Supreme Court Clarifies FDCPA Statute of Limitations

The Supreme Court this December clarified when the Fair Debt Collection Practices Act’s one-year statute of limitations begins to run. This article explains the practical import of the Court’s decision and considers other issues concerning the FDCPA’s limitations period, as well as alternative approaches where the period has run.

Fertile Ground for FCRA Claims: Employee & Tenant Background Checks

About 94% of employers and 90% of landlords contract for criminal background checks to evaluate prospective employees and tenants, but these reports are riddled with errors, including erroneous reports of criminal convictions. This article describes widespread errors in criminal background check reports and examines applicable FCRA claims and remedies for these errors.

How to Successfully Arbitrate a Case

This article provides step-by-step advice on how to successfully proceed in arbitration.

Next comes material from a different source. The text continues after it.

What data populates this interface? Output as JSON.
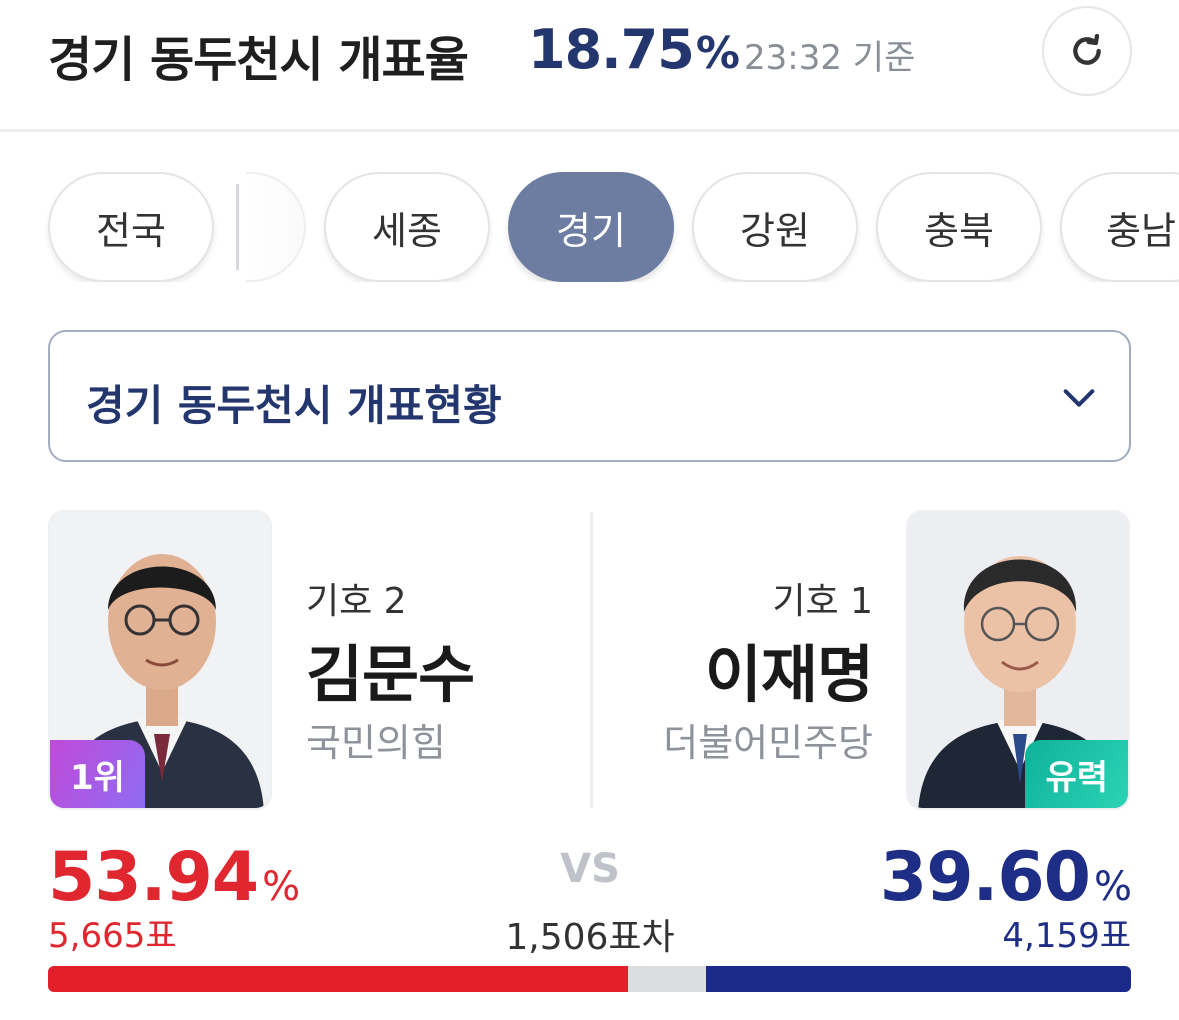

When a challenge to an arbitration requirement fails, proper client representation may require resorting to arbitration as the only available avenue for relief. Every consumer attorney should be prepared to arbitrate a case—the right case before the right arbitrator will produce excellent results.

Bankruptcy News: Added Veterans’ Protections; New Rules; Student Loan Dischargeability

This article describes important new legislation providing added protections for veterans, servicemembers, and their dependents in bankruptcy cases. It also analyzes new bankruptcy rules, effective December 1, 2019, and a must-read Fifth Circuit decision on the ability to discharge private student loans.

Federal Remedies for Used Car Fraud Just Got Even More Powerful

This article explains the implications for private litigation of a significant change, effective January 1, 2020, to the federal statute providing remedies for odometer and vehicle titling fraud. Older vehicles formerly exempt will now be covered by strict requirements whose violation will lead to powerful consumer remedies, including $10,000 minimum damages, treble damages, and attorney fees.